⟨

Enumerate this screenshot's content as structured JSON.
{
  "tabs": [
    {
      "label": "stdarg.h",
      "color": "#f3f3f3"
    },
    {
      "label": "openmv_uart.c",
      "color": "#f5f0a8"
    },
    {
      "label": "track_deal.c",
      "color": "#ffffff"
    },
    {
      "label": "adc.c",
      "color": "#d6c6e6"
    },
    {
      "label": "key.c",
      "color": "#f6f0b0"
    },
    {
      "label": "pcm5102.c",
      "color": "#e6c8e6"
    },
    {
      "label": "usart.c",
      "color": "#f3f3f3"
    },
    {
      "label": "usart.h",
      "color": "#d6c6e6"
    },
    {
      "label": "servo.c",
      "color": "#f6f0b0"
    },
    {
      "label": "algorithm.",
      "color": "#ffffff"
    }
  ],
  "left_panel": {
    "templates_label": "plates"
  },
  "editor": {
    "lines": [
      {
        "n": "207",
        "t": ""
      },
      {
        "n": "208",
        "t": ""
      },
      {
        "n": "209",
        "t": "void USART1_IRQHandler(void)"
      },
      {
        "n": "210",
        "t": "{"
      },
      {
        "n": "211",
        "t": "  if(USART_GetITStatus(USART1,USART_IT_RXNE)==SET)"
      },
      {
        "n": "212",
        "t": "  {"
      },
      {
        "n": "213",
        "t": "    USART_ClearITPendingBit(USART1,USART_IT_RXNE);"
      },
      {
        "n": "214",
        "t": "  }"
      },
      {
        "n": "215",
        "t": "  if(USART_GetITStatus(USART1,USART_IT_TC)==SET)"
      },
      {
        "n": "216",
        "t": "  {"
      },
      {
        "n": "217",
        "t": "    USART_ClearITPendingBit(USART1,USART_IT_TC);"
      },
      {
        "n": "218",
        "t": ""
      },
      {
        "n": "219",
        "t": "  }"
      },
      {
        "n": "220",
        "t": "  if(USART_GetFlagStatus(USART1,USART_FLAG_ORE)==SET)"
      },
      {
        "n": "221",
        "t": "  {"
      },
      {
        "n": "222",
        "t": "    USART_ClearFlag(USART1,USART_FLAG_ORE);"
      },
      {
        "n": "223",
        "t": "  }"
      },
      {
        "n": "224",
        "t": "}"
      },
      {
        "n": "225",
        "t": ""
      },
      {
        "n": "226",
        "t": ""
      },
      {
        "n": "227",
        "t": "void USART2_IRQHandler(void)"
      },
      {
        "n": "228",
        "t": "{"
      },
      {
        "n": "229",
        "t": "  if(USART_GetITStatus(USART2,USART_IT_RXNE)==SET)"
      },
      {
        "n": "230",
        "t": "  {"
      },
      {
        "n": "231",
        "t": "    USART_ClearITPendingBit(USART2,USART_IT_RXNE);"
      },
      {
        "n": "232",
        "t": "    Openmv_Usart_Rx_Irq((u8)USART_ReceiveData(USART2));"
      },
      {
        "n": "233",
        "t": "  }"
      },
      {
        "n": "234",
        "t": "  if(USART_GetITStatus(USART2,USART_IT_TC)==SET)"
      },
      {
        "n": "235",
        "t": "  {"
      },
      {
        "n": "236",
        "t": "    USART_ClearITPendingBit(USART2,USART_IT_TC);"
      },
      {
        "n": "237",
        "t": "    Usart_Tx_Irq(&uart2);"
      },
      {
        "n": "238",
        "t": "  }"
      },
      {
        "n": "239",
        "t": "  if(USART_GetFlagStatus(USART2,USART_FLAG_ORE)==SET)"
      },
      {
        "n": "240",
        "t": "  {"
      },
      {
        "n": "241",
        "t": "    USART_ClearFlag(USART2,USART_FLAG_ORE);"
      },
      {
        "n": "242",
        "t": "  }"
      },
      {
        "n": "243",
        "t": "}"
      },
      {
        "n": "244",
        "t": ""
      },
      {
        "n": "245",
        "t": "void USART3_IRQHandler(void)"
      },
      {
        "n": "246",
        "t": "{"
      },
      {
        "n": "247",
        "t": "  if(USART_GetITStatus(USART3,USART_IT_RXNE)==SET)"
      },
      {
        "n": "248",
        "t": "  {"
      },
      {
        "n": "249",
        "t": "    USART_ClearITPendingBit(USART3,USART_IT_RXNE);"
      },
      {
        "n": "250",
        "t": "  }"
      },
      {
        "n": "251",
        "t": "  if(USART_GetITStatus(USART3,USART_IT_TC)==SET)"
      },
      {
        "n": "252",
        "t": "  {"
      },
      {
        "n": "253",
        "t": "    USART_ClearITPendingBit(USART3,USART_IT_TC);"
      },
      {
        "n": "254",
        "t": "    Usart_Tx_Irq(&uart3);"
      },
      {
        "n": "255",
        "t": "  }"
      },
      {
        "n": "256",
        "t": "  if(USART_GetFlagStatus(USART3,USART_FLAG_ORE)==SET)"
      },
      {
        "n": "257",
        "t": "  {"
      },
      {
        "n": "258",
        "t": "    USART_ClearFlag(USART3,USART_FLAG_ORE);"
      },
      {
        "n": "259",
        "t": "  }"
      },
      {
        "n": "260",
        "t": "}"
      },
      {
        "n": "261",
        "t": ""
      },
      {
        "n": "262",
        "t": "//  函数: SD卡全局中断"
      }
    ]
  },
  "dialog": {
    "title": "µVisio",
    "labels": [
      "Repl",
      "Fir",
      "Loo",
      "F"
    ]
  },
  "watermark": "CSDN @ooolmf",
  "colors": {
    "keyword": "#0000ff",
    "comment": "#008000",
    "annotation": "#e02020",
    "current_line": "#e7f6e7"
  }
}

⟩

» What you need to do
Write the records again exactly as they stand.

» Solution
Enumerate this screenshot's content as structured JSON.
{
  "tabs": [
    {
      "label": "stdarg.h",
      "color": "#f3f3f3"
    },
    {
      "label": "openmv_uart.c",
      "color": "#f5f0a8"
    },
    {
      "label": "track_deal.c",
      "color": "#ffffff"
    },
    {
      "label": "adc.c",
      "color": "#d6c6e6"
    },
    {
      "label": "key.c",
      "color": "#f6f0b0"
    },
    {
      "label": "pcm5102.c",
      "color": "#e6c8e6"
    },
    {
      "label": "usart.c",
      "color": "#f3f3f3"
    },
    {
      "label": "usart.h",
      "color": "#d6c6e6"
    },
    {
      "label": "servo.c",
      "color": "#f6f0b0"
    },
    {
      "label": "algorithm.",
      "color": "#ffffff"
    }
  ],
  "left_panel": {
    "templates_label": "plates"
  },
  "editor": {
    "lines": [
      {
        "n": "207",
        "t": ""
      },
      {
        "n": "208",
        "t": ""
      },
      {
        "n": "209",
        "t": "void USART1_IRQHandler(void)"
      },
      {
        "n": "210",
        "t": "{"
      },
      {
        "n": "211",
        "t": "  if(USART_GetITStatus(USART1,USART_IT_RXNE)==SET)"
      },
      {
        "n": "212",
        "t": "  {"
      },
      {
        "n": "213",
        "t": "    USART_ClearITPendingBit(USART1,USART_IT_RXNE);"
      },
      {
        "n": "214",
        "t": "  }"
      },
      {
        "n": "215",
        "t": "  if(USART_GetITStatus(USART1,USART_IT_TC)==SET)"
      },
      {
        "n": "216",
        "t": "  {"
      },
      {
        "n": "217",
        "t": "    USART_ClearITPendingBit(USART1,USART_IT_TC);"
      },
      {
        "n": "218",
        "t": ""
      },
      {
        "n": "219",
        "t": "  }"
      },
      {
        "n": "220",
        "t": "  if(USART_GetFlagStatus(USART1,USART_FLAG_ORE)==SET)"
      },
      {
        "n": "221",
        "t": "  {"
      },
      {
        "n": "222",
        "t": "    USART_ClearFlag(USART1,USART_FLAG_ORE);"
      },
      {
        "n": "223",
        "t": "  }"
      },
      {
        "n": "224",
        "t": "}"
      },
      {
        "n": "225",
        "t": ""
      },
      {
        "n": "226",
        "t": ""
      },
      {
        "n": "227",
        "t": "void USART2_IRQHandler(void)"
      },
      {
        "n": "228",
        "t": "{"
      },
      {
        "n": "229",
        "t": "  if(USART_GetITStatus(USART2,USART_IT_RXNE)==SET)"
      },
      {
        "n": "230",
        "t": "  {"
      },
      {
        "n": "231",
        "t": "    USART_ClearITPendingBit(USART2,USART_IT_RXNE);"
      },
      {
        "n": "232",
        "t": "    Openmv_Usart_Rx_Irq((u8)USART_ReceiveData(USART2));"
      },
      {
        "n": "233",
        "t": "  }"
      },
      {
        "n": "234",
        "t": "  if(USART_GetITStatus(USART2,USART_IT_TC)==SET)"
      },
      {
        "n": "235",
        "t": "  {"
      },
      {
        "n": "236",
        "t": "    USART_ClearITPendingBit(USART2,USART_IT_TC);"
      },
      {
        "n": "237",
        "t": "    Usart_Tx_Irq(&uart2);"
      },
      {
        "n": "238",
        "t": "  }"
      },
      {
        "n": "239",
        "t": "  if(USART_GetFlagStatus(USART2,USART_FLAG_ORE)==SET)"
      },
      {
        "n": "240",
        "t": "  {"
      },
      {
        "n": "241",
        "t": "    USART_ClearFlag(USART2,USART_FLAG_ORE);"
      },
      {
        "n": "242",
        "t": "  }"
      },
      {
        "n": "243",
        "t": "}"
      },
      {
        "n": "244",
        "t": ""
      },
      {
        "n": "245",
        "t": "void USART3_IRQHandler(void)"
      },
      {
        "n": "246",
        "t": "{"
      },
      {
        "n": "247",
        "t": "  if(USART_GetITStatus(USART3,USART_IT_RXNE)==SET)"
      },
      {
        "n": "248",
        "t": "  {"
      },
      {
        "n": "249",
        "t": "    USART_ClearITPendingBit(USART3,USART_IT_RXNE);"
      },
      {
        "n": "250",
        "t": "  }"
      },
      {
        "n": "251",
        "t": "  if(USART_GetITStatus(USART3,USART_IT_TC)==SET)"
      },
      {
        "n": "252",
        "t": "  {"
      },
      {
        "n": "253",
        "t": "    USART_ClearITPendingBit(USART3,USART_IT_TC);"
      },
      {
        "n": "254",
        "t": "    Usart_Tx_Irq(&uart3);"
      },
      {
        "n": "255",
        "t": "  }"
      },
      {
        "n": "256",
        "t": "  if(USART_GetFlagStatus(USART3,USART_FLAG_ORE)==SET)"
      },
      {
        "n": "257",
        "t": "  {"
      },
      {
        "n": "258",
        "t": "    USART_ClearFlag(USART3,USART_FLAG_ORE);"
      },
      {
        "n": "259",
        "t": "  }"
      },
      {
        "n": "260",
        "t": "}"
      },
      {
        "n": "261",
        "t": ""
      },
      {
        "n": "262",
        "t": "//  函数: SD卡全局中断"
      }
    ]
  },
  "dialog": {
    "title": "µVisio",
    "labels": [
      "Repl",
      "Fir",
      "Loo",
      "F"
    ]
  },
  "watermark": "CSDN @ooolmf",
  "colors": {
    "keyword": "#0000ff",
    "comment": "#008000",
    "annotation": "#e02020",
    "current_line": "#e7f6e7"
  }
}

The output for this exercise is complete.